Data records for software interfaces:
========================================================================
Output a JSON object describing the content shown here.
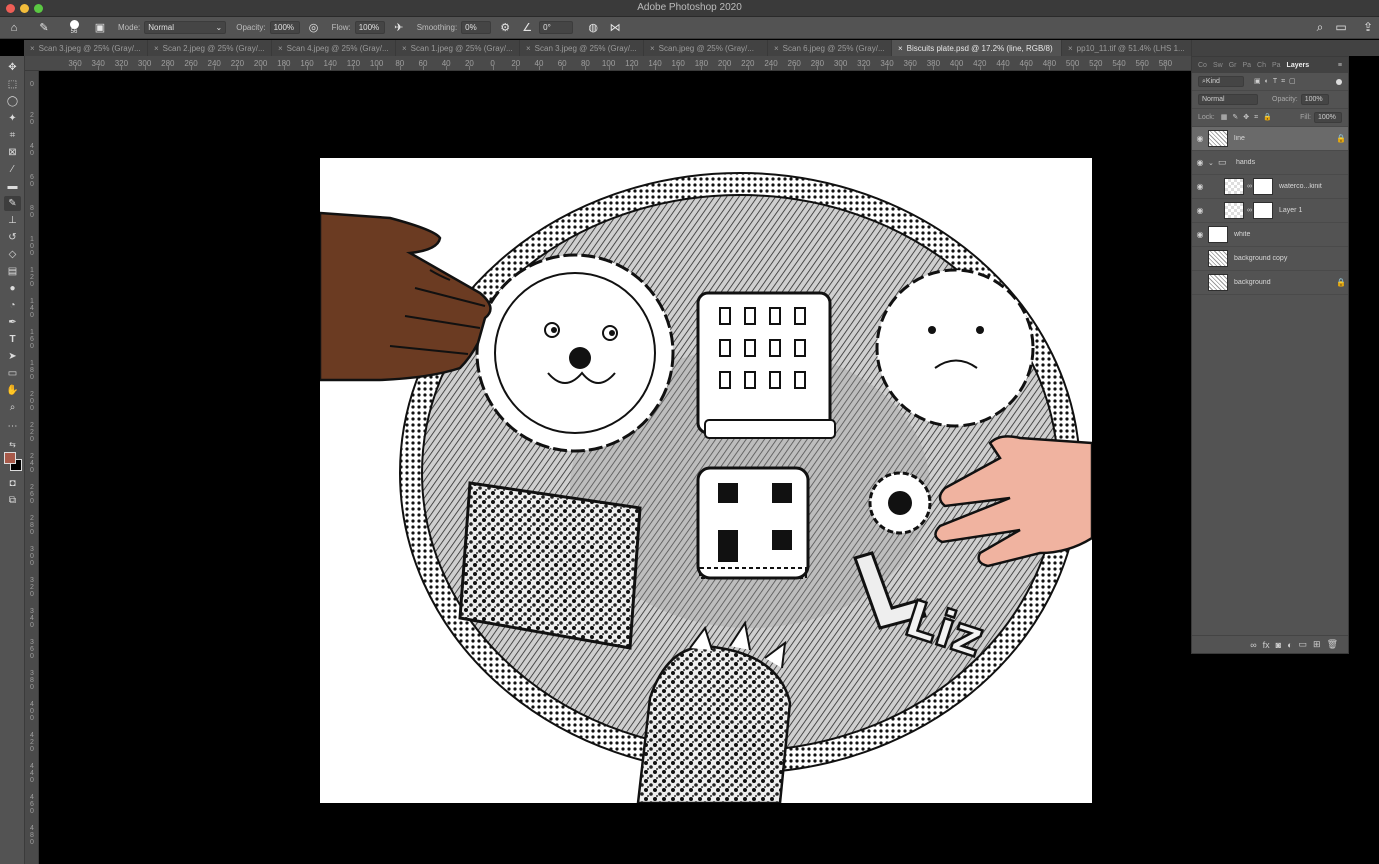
{
  "app": {
    "title": "Adobe Photoshop 2020"
  },
  "options_bar": {
    "brush_size": "56",
    "mode_label": "Mode:",
    "mode_value": "Normal",
    "opacity_label": "Opacity:",
    "opacity_value": "100%",
    "flow_label": "Flow:",
    "flow_value": "100%",
    "smoothing_label": "Smoothing:",
    "smoothing_value": "0%",
    "angle_value": "0°"
  },
  "tabs": [
    {
      "label": "Scan 3.jpeg @ 25% (Gray/..."
    },
    {
      "label": "Scan 2.jpeg @ 25% (Gray/..."
    },
    {
      "label": "Scan 4.jpeg @ 25% (Gray/..."
    },
    {
      "label": "Scan 1.jpeg @ 25% (Gray/..."
    },
    {
      "label": "Scan 3.jpeg @ 25% (Gray/..."
    },
    {
      "label": "Scan.jpeg @ 25% (Gray/..."
    },
    {
      "label": "Scan 6.jpeg @ 25% (Gray/..."
    },
    {
      "label": "Biscuits plate.psd @ 17.2% (line, RGB/8)"
    },
    {
      "label": "pp10_11.tif @ 51.4% (LHS 1..."
    }
  ],
  "ruler_h": [
    "360",
    "340",
    "320",
    "300",
    "280",
    "260",
    "240",
    "220",
    "200",
    "180",
    "160",
    "140",
    "120",
    "100",
    "80",
    "60",
    "40",
    "20",
    "0",
    "20",
    "40",
    "60",
    "80",
    "100",
    "120",
    "140",
    "160",
    "180",
    "200",
    "220",
    "240",
    "260",
    "280",
    "300",
    "320",
    "340",
    "360",
    "380",
    "400",
    "420",
    "440",
    "460",
    "480",
    "500",
    "520",
    "540",
    "560",
    "580",
    "600"
  ],
  "ruler_v_ticks": [
    "0",
    "20",
    "40",
    "60",
    "80",
    "100",
    "120",
    "140",
    "160",
    "180",
    "200",
    "220",
    "240",
    "260",
    "280",
    "300",
    "320",
    "340",
    "360",
    "380",
    "400",
    "420",
    "440",
    "460",
    "480",
    "500"
  ],
  "colors": {
    "foreground": "#a85a4a",
    "background": "#000000"
  },
  "layers_panel": {
    "tabs": [
      {
        "label": "Co"
      },
      {
        "label": "Sw"
      },
      {
        "label": "Gr"
      },
      {
        "label": "Pa"
      },
      {
        "label": "Ch"
      },
      {
        "label": "Pa"
      },
      {
        "label": "Layers"
      }
    ],
    "filter_value": "Kind",
    "blend_mode": "Normal",
    "opacity_label": "Opacity:",
    "opacity_value": "100%",
    "lock_label": "Lock:",
    "fill_label": "Fill:",
    "fill_value": "100%",
    "layers": [
      {
        "name": "line",
        "thumb": "sketch",
        "selected": true,
        "locked": true,
        "visible": true,
        "indent": 0
      },
      {
        "name": "hands",
        "thumb": "folder",
        "selected": false,
        "locked": false,
        "visible": true,
        "indent": 0
      },
      {
        "name": "waterco...kinit",
        "thumb": "check",
        "selected": false,
        "locked": false,
        "visible": true,
        "indent": 1
      },
      {
        "name": "Layer 1",
        "thumb": "check",
        "selected": false,
        "locked": false,
        "visible": true,
        "indent": 1
      },
      {
        "name": "white",
        "thumb": "white",
        "selected": false,
        "locked": false,
        "visible": true,
        "indent": 0
      },
      {
        "name": "background copy",
        "thumb": "sketch",
        "selected": false,
        "locked": false,
        "visible": false,
        "indent": 0
      },
      {
        "name": "background",
        "thumb": "sketch",
        "selected": false,
        "locked": true,
        "visible": false,
        "indent": 0
      }
    ]
  },
  "artwork": {
    "text": "Liz"
  }
}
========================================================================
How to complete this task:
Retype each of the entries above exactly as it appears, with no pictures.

Answer to this problem:
Output a JSON object describing the content shown here.
{
  "app": {
    "title": "Adobe Photoshop 2020"
  },
  "options_bar": {
    "brush_size": "56",
    "mode_label": "Mode:",
    "mode_value": "Normal",
    "opacity_label": "Opacity:",
    "opacity_value": "100%",
    "flow_label": "Flow:",
    "flow_value": "100%",
    "smoothing_label": "Smoothing:",
    "smoothing_value": "0%",
    "angle_value": "0°"
  },
  "tabs": [
    {
      "label": "Scan 3.jpeg @ 25% (Gray/..."
    },
    {
      "label": "Scan 2.jpeg @ 25% (Gray/..."
    },
    {
      "label": "Scan 4.jpeg @ 25% (Gray/..."
    },
    {
      "label": "Scan 1.jpeg @ 25% (Gray/..."
    },
    {
      "label": "Scan 3.jpeg @ 25% (Gray/..."
    },
    {
      "label": "Scan.jpeg @ 25% (Gray/..."
    },
    {
      "label": "Scan 6.jpeg @ 25% (Gray/..."
    },
    {
      "label": "Biscuits plate.psd @ 17.2% (line, RGB/8)"
    },
    {
      "label": "pp10_11.tif @ 51.4% (LHS 1..."
    }
  ],
  "ruler_h": [
    "360",
    "340",
    "320",
    "300",
    "280",
    "260",
    "240",
    "220",
    "200",
    "180",
    "160",
    "140",
    "120",
    "100",
    "80",
    "60",
    "40",
    "20",
    "0",
    "20",
    "40",
    "60",
    "80",
    "100",
    "120",
    "140",
    "160",
    "180",
    "200",
    "220",
    "240",
    "260",
    "280",
    "300",
    "320",
    "340",
    "360",
    "380",
    "400",
    "420",
    "440",
    "460",
    "480",
    "500",
    "520",
    "540",
    "560",
    "580",
    "600"
  ],
  "ruler_v_ticks": [
    "0",
    "20",
    "40",
    "60",
    "80",
    "100",
    "120",
    "140",
    "160",
    "180",
    "200",
    "220",
    "240",
    "260",
    "280",
    "300",
    "320",
    "340",
    "360",
    "380",
    "400",
    "420",
    "440",
    "460",
    "480",
    "500"
  ],
  "colors": {
    "foreground": "#a85a4a",
    "background": "#000000"
  },
  "layers_panel": {
    "tabs": [
      {
        "label": "Co"
      },
      {
        "label": "Sw"
      },
      {
        "label": "Gr"
      },
      {
        "label": "Pa"
      },
      {
        "label": "Ch"
      },
      {
        "label": "Pa"
      },
      {
        "label": "Layers"
      }
    ],
    "filter_value": "Kind",
    "blend_mode": "Normal",
    "opacity_label": "Opacity:",
    "opacity_value": "100%",
    "lock_label": "Lock:",
    "fill_label": "Fill:",
    "fill_value": "100%",
    "layers": [
      {
        "name": "line",
        "thumb": "sketch",
        "selected": true,
        "locked": true,
        "visible": true,
        "indent": 0
      },
      {
        "name": "hands",
        "thumb": "folder",
        "selected": false,
        "locked": false,
        "visible": true,
        "indent": 0
      },
      {
        "name": "waterco...kinit",
        "thumb": "check",
        "selected": false,
        "locked": false,
        "visible": true,
        "indent": 1
      },
      {
        "name": "Layer 1",
        "thumb": "check",
        "selected": false,
        "locked": false,
        "visible": true,
        "indent": 1
      },
      {
        "name": "white",
        "thumb": "white",
        "selected": false,
        "locked": false,
        "visible": true,
        "indent": 0
      },
      {
        "name": "background copy",
        "thumb": "sketch",
        "selected": false,
        "locked": false,
        "visible": false,
        "indent": 0
      },
      {
        "name": "background",
        "thumb": "sketch",
        "selected": false,
        "locked": true,
        "visible": false,
        "indent": 0
      }
    ]
  },
  "artwork": {
    "text": "Liz"
  }
}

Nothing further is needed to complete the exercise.